'This ep sounds like the culmination of Coil and My Bloody Valentine collaborating via some third unknown supernatural force.'
'The English Channel must generate a mighty fog, because Lawry Joseph Tilbury's been lost in it for years. Luckily he brought along a dusty four-track, some lost children, a nylon guitar, and an analogue synth or two (maybe he pulled a red wagon behind?). This 12" EP—served up on the heaviest vinyl I've held betwixt me fingers—starts off as unassuming folktronica, nice but not drop-your-jaw-and-slap-your-cheek, before diving headlong into psych stew experiments, circus noise tape collage, and keyboard drone dirge.
Largely beatless, this EP certainly doesn't step on Dan Snaith's or Keiran Hebdan's toes, eschewing the entirety of folktronica clichés. Still the tag feels proper in part, for the sweetheart-done-gone melodies and dusty bucolia suffusing the tracks. Acid folk is a more useful referent: Comus deconstructed and tied back together with bent circuits. Making this, dare I say, the first relevant work of…freak-folktronica.'
'As a child, Lawry Joseph Tilbury stole into the forests surrounding his home and, using a broken nylon guitar, a record player, and a couple of scratchy records, created ramshackle serenades to the woodland creatures and the moon. Though today an adult living in Brighton, he's never lost that idiosyncratic sensibility and now, rejecting computers and digital gear for the tape cassette, records under the name Birdengine using a 4-track recorder, Dictaphones, home-made tape loops, and music boxes. What results are creaky compositions realized with decrepit instrumentation and steeped in scratchy hiss and rust, not so much from some other universe but from some other era. Still, the first thing one notices about this 12-inch-only release is the vinyl itself, a slab so thick it could repel cannon fire, though the focus shifts immediately the moment his surreal collages of mechanical noises and dusty keyboards rise like ghosts from the grooves.
"Headache (Days 3, 7 and 9)" perhaps best exemplifies his sound, with melismatic acoustic whorls coalescing into wavering melancholia.

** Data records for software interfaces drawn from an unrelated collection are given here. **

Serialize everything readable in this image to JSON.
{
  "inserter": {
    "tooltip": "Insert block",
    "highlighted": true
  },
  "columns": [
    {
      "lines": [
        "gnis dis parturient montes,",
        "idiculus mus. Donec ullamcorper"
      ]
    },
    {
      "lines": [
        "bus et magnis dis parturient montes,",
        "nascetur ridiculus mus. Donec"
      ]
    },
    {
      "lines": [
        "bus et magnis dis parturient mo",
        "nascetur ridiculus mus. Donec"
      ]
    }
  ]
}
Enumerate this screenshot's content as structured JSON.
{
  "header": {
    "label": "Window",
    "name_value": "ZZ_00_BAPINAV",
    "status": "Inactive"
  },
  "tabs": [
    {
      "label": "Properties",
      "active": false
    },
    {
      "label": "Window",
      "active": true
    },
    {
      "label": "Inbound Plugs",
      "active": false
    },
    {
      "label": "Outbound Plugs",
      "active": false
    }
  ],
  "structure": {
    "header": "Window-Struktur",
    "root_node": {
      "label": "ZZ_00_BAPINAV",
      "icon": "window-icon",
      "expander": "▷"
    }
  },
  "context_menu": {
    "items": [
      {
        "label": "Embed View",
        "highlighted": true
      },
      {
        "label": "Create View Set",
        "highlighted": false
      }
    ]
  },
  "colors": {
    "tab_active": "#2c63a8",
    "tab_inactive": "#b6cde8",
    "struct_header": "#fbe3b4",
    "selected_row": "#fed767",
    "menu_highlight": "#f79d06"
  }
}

The dirge-like "She Needs More Memory" veers closest to a traditional electronic style with a weave of high-pitched melodies and guttural tones underlaid by curdling beats. The three remaining pieces pursue a more collage-oriented approach, with what sounds like a chainsaw roaring alongside minimal piano sprinkles in "What I Do Is Secret." Carnival melodies rub shoulders with noisy blasts in "Let There Be Rope Tied Around Their Middles" while "Thoughts of a Falling Glass Man" combines hydraulic clanks, rapidly picked strings, and woozy orchestral samples in strange manner. Those looking for kindred spirits might imagine Birdengine as an eccentric third cousin to The Brothers Quay who likewise embrace a refreshingly ancient-modern coupling in films like Street of Crocodiles and Institute Benjamenta.
(Speaking of visual imagery, a remarkable animated video of 'Thoughts of a Falling Glass Man' produced by Sherbet using considerably more current production methods, is available for viewing at the Benbecula site.)'
"This is my favourite Benbecula release so far"
'It's wonderful what can be done with some old tapes, a 4-track, and a bit of imagination. When that imagination is as waywardly creative as Mr Birdengine's we end up with five tracks such as these and everyone's a winner. Weird? Mm, yes. A hit? No regrettably not probably. But very good? Oh yes, and that's underselling it by quite a bit I'd venture. Thank goodness for people like Birdengine and Benbecula.'
Robots And Electronic Brains
Birdengine is the musical project of Lawry Joseph Tilbury, whose unique music has been described by The Independent as 'beautiful, backwards weirdness' and by WARP Records as “an unknown supernatural force".